- PROBLEM REQUIREMENTS -
The answer must consist of the records, repeated exactly.

━━ INFORMATION ━━

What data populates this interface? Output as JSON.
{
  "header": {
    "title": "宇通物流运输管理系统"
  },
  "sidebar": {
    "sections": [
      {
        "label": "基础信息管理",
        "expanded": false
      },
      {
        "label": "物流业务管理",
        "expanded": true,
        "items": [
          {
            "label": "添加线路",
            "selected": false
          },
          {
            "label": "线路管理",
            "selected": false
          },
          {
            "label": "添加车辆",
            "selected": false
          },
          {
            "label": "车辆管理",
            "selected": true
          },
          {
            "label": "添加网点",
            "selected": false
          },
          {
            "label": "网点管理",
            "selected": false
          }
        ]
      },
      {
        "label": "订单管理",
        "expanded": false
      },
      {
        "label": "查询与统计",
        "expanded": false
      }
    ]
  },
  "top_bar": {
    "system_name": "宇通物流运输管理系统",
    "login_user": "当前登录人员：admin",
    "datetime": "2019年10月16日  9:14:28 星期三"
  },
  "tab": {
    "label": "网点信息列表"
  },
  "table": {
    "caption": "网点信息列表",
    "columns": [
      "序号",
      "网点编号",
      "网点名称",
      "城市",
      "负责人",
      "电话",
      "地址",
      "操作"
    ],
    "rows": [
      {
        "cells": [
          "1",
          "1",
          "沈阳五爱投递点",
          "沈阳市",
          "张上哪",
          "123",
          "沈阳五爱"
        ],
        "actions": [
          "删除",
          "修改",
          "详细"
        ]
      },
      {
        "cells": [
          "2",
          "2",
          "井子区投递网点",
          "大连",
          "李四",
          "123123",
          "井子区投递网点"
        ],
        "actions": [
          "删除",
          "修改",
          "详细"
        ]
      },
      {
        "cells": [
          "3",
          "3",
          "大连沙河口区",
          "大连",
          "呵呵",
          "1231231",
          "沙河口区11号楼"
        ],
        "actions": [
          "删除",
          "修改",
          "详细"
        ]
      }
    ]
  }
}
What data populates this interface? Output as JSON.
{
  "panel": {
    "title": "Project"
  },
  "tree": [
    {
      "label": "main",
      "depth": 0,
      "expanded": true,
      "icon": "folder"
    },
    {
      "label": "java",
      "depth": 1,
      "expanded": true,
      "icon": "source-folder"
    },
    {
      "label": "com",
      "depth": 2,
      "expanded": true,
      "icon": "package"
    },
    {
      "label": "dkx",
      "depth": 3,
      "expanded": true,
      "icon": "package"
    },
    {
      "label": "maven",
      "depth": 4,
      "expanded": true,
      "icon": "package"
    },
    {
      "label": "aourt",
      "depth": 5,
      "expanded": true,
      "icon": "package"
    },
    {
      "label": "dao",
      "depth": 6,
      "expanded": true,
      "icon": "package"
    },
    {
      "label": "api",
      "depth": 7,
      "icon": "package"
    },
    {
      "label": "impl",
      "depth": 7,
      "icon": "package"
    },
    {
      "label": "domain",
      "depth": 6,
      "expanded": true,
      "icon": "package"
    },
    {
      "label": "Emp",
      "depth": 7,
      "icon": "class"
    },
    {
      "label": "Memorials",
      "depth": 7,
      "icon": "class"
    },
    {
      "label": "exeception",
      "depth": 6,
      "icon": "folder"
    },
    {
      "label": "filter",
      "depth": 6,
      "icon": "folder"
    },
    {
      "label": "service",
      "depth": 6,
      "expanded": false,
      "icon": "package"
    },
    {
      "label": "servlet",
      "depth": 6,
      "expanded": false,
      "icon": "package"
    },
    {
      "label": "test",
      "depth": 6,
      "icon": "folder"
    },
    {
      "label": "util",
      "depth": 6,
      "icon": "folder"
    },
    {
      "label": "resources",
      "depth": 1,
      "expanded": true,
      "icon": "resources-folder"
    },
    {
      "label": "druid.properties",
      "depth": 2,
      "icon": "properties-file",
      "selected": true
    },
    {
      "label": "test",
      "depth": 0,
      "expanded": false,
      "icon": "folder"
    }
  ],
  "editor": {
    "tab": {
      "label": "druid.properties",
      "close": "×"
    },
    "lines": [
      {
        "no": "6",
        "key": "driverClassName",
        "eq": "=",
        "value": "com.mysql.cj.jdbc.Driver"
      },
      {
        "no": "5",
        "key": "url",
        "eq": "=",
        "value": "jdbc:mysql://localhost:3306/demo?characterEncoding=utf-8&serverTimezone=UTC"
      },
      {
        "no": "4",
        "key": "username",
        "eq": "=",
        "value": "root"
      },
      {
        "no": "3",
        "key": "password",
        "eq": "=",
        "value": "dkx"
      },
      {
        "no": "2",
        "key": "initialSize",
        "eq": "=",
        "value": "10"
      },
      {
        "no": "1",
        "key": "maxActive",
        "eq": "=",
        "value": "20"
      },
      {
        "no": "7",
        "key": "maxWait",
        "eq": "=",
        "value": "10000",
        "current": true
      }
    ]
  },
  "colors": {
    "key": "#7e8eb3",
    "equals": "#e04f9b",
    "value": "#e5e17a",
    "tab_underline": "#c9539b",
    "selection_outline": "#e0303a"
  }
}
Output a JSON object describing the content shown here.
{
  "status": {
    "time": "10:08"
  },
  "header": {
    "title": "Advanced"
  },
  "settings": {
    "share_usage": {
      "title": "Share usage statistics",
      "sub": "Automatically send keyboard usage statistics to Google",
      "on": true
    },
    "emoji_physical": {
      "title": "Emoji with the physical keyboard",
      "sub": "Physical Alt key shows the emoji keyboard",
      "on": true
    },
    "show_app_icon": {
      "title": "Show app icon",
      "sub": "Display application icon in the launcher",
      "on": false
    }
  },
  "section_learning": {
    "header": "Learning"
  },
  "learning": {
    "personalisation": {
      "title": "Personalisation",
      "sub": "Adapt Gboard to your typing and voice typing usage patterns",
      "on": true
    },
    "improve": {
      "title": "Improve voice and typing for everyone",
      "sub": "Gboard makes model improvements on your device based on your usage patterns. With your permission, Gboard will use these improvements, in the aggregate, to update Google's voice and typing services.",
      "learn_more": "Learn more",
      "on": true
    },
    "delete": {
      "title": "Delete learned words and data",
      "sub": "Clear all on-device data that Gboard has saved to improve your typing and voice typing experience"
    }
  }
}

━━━

- SOLUTION TO THE PROBLEM -
What data populates this interface? Output as JSON.
{
  "header": {
    "title": "宇通物流运输管理系统"
  },
  "sidebar": {
    "sections": [
      {
        "label": "基础信息管理",
        "expanded": false
      },
      {
        "label": "物流业务管理",
        "expanded": true,
        "items": [
          {
            "label": "添加线路",
            "selected": false
          },
          {
            "label": "线路管理",
            "selected": false
          },
          {
            "label": "添加车辆",
            "selected": false
          },
          {
            "label": "车辆管理",
            "selected": true
          },
          {
            "label": "添加网点",
            "selected": false
          },
          {
            "label": "网点管理",
            "selected": false
          }
        ]
      },
      {
        "label": "订单管理",
        "expanded": false
      },
      {
        "label": "查询与统计",
        "expanded": false
      }
    ]
  },
  "top_bar": {
    "system_name": "宇通物流运输管理系统",
    "login_user": "当前登录人员：admin",
    "datetime": "2019年10月16日  9:14:28 星期三"
  },
  "tab": {
    "label": "网点信息列表"
  },
  "table": {
    "caption": "网点信息列表",
    "columns": [
      "序号",
      "网点编号",
      "网点名称",
      "城市",
      "负责人",
      "电话",
      "地址",
      "操作"
    ],
    "rows": [
      {
        "cells": [
          "1",
          "1",
          "沈阳五爱投递点",
          "沈阳市",
          "张上哪",
          "123",
          "沈阳五爱"
        ],
        "actions": [
          "删除",
          "修改",
          "详细"
        ]
      },
      {
        "cells": [
          "2",
          "2",
          "井子区投递网点",
          "大连",
          "李四",
          "123123",
          "井子区投递网点"
        ],
        "actions": [
          "删除",
          "修改",
          "详细"
        ]
      },
      {
        "cells": [
          "3",
          "3",
          "大连沙河口区",
          "大连",
          "呵呵",
          "1231231",
          "沙河口区11号楼"
        ],
        "actions": [
          "删除",
          "修改",
          "详细"
        ]
      }
    ]
  }
}
What data populates this interface? Output as JSON.
{
  "panel": {
    "title": "Project"
  },
  "tree": [
    {
      "label": "main",
      "depth": 0,
      "expanded": true,
      "icon": "folder"
    },
    {
      "label": "java",
      "depth": 1,
      "expanded": true,
      "icon": "source-folder"
    },
    {
      "label": "com",
      "depth": 2,
      "expanded": true,
      "icon": "package"
    },
    {
      "label": "dkx",
      "depth": 3,
      "expanded": true,
      "icon": "package"
    },
    {
      "label": "maven",
      "depth": 4,
      "expanded": true,
      "icon": "package"
    },
    {
      "label": "aourt",
      "depth": 5,
      "expanded": true,
      "icon": "package"
    },
    {
      "label": "dao",
      "depth": 6,
      "expanded": true,
      "icon": "package"
    },
    {
      "label": "api",
      "depth": 7,
      "icon": "package"
    },
    {
      "label": "impl",
      "depth": 7,
      "icon": "package"
    },
    {
      "label": "domain",
      "depth": 6,
      "expanded": true,
      "icon": "package"
    },
    {
      "label": "Emp",
      "depth": 7,
      "icon": "class"
    },
    {
      "label": "Memorials",
      "depth": 7,
      "icon": "class"
    },
    {
      "label": "exeception",
      "depth": 6,
      "icon": "folder"
    },
    {
      "label": "filter",
      "depth": 6,
      "icon": "folder"
    },
    {
      "label": "service",
      "depth": 6,
      "expanded": false,
      "icon": "package"
    },
    {
      "label": "servlet",
      "depth": 6,
      "expanded": false,
      "icon": "package"
    },
    {
      "label": "test",
      "depth": 6,
      "icon": "folder"
    },
    {
      "label": "util",
      "depth": 6,
      "icon": "folder"
    },
    {
      "label": "resources",
      "depth": 1,
      "expanded": true,
      "icon": "resources-folder"
    },
    {
      "label": "druid.properties",
      "depth": 2,
      "icon": "properties-file",
      "selected": true
    },
    {
      "label": "test",
      "depth": 0,
      "expanded": false,
      "icon": "folder"
    }
  ],
  "editor": {
    "tab": {
      "label": "druid.properties",
      "close": "×"
    },
    "lines": [
      {
        "no": "6",
        "key": "driverClassName",
        "eq": "=",
        "value": "com.mysql.cj.jdbc.Driver"
      },
      {
        "no": "5",
        "key": "url",
        "eq": "=",
        "value": "jdbc:mysql://localhost:3306/demo?characterEncoding=utf-8&serverTimezone=UTC"
      },
      {
        "no": "4",
        "key": "username",
        "eq": "=",
        "value": "root"
      },
      {
        "no": "3",
        "key": "password",
        "eq": "=",
        "value": "dkx"
      },
      {
        "no": "2",
        "key": "initialSize",
        "eq": "=",
        "value": "10"
      },
      {
        "no": "1",
        "key": "maxActive",
        "eq": "=",
        "value": "20"
      },
      {
        "no": "7",
        "key": "maxWait",
        "eq": "=",
        "value": "10000",
        "current": true
      }
    ]
  },
  "colors": {
    "key": "#7e8eb3",
    "equals": "#e04f9b",
    "value": "#e5e17a",
    "tab_underline": "#c9539b",
    "selection_outline": "#e0303a"
  }
}
Output a JSON object describing the content shown here.
{
  "status": {
    "time": "10:08"
  },
  "header": {
    "title": "Advanced"
  },
  "settings": {
    "share_usage": {
      "title": "Share usage statistics",
      "sub": "Automatically send keyboard usage statistics to Google",
      "on": true
    },
    "emoji_physical": {
      "title": "Emoji with the physical keyboard",
      "sub": "Physical Alt key shows the emoji keyboard",
      "on": true
    },
    "show_app_icon": {
      "title": "Show app icon",
      "sub": "Display application icon in the launcher",
      "on": false
    }
  },
  "section_learning": {
    "header": "Learning"
  },
  "learning": {
    "personalisation": {
      "title": "Personalisation",
      "sub": "Adapt Gboard to your typing and voice typing usage patterns",
      "on": true
    },
    "improve": {
      "title": "Improve voice and typing for everyone",
      "sub": "Gboard makes model improvements on your device based on your usage patterns. With your permission, Gboard will use these improvements, in the aggregate, to update Google's voice and typing services.",
      "learn_more": "Learn more",
      "on": true
    },
    "delete": {
      "title": "Delete learned words and data",
      "sub": "Clear all on-device data that Gboard has saved to improve your typing and voice typing experience"
    }
  }
}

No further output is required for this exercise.